Read through the entries below and copy each line where "JSON" turns up.

*Available records*
══════════

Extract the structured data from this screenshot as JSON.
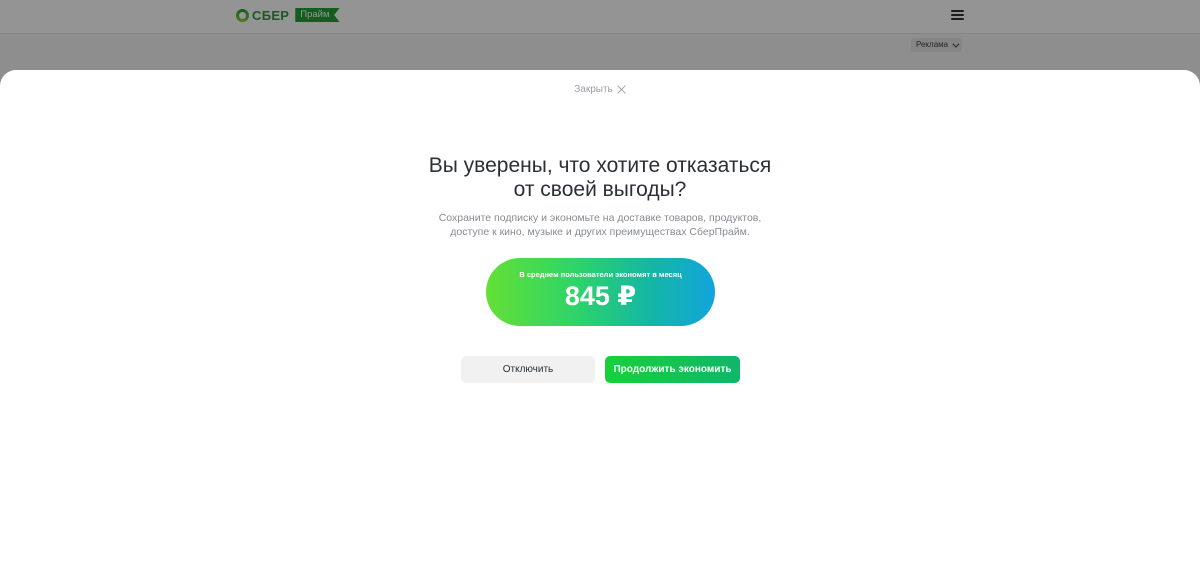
{
  "background": {
    "logo": {
      "brand": "СБЕР",
      "badge": "Прайм"
    },
    "menu_icon": "hamburger-icon",
    "ad_chip": {
      "label": "Реклама",
      "icon": "chevron-down-icon"
    }
  },
  "modal": {
    "close_label": "Закрыть",
    "close_icon": "close-icon",
    "title_line1": "Вы уверены, что хотите отказаться",
    "title_line2": "от своей выгоды?",
    "subtitle_line1": "Сохраните подписку и экономьте на доставке товаров, продуктов,",
    "subtitle_line2": "доступе к кино, музыке и других преимуществах СберПрайм.",
    "savings": {
      "caption": "В среднем пользователи экономят в месяц",
      "value": "845 ₽"
    },
    "buttons": {
      "disable": "Отключить",
      "continue": "Продолжить экономить"
    }
  },
  "colors": {
    "brand_green": "#21a038",
    "gradient_start": "#63e034",
    "gradient_end": "#11a4dd",
    "continue_button": "#19d03a"
  }
}
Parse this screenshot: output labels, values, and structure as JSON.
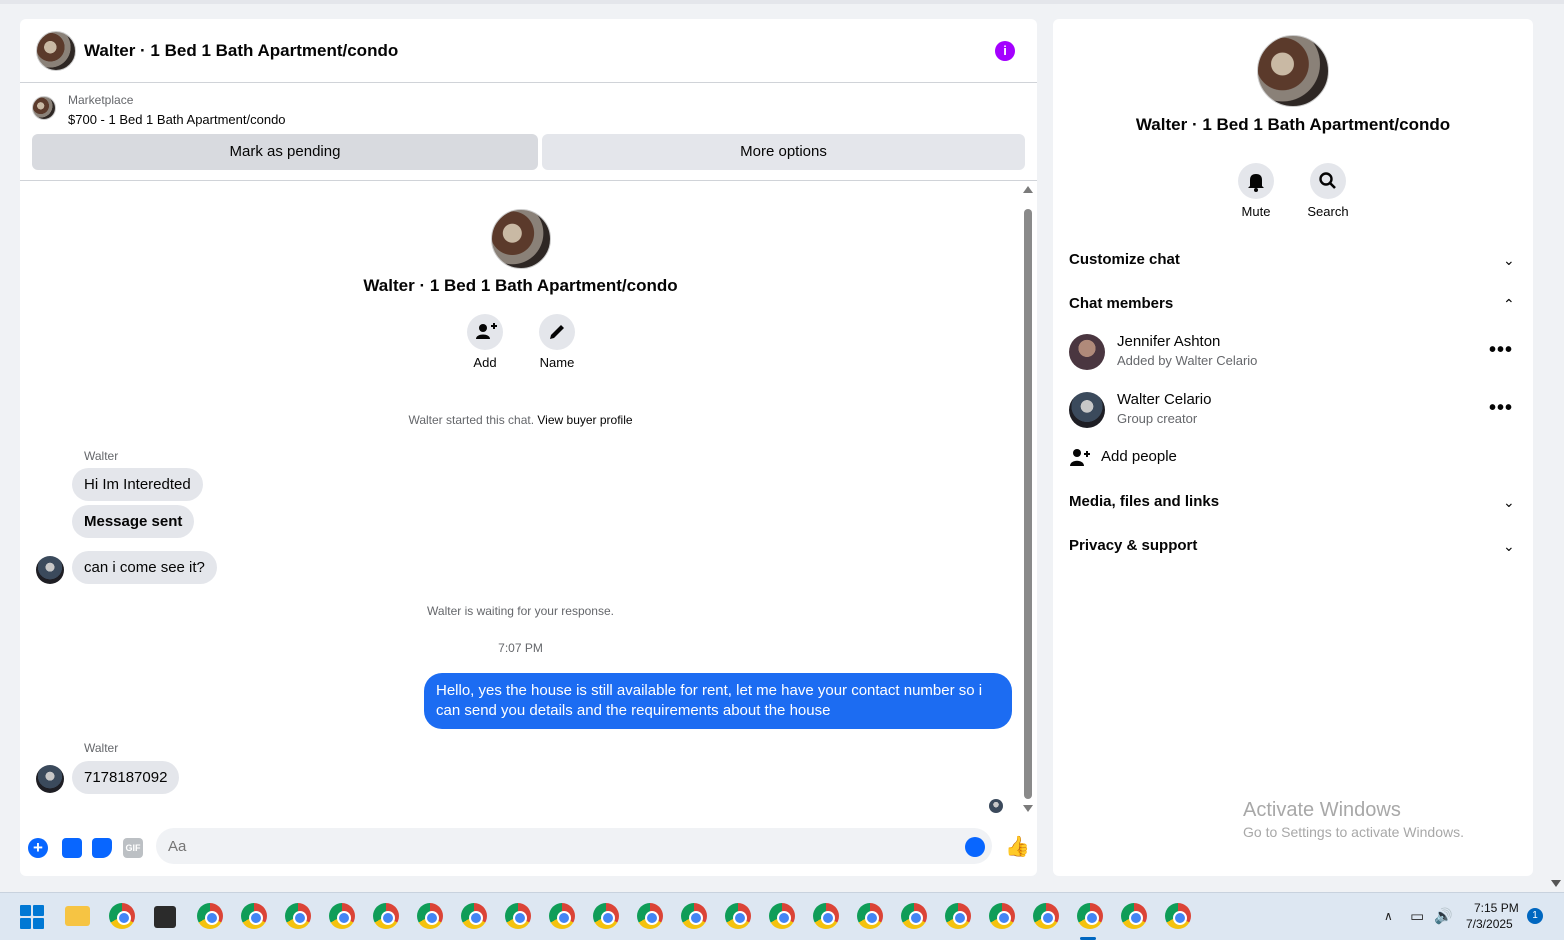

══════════

*Exercise result*
Extract the structured data from this screenshot as JSON.
Parse this screenshot: output labels, values, and structure as JSON.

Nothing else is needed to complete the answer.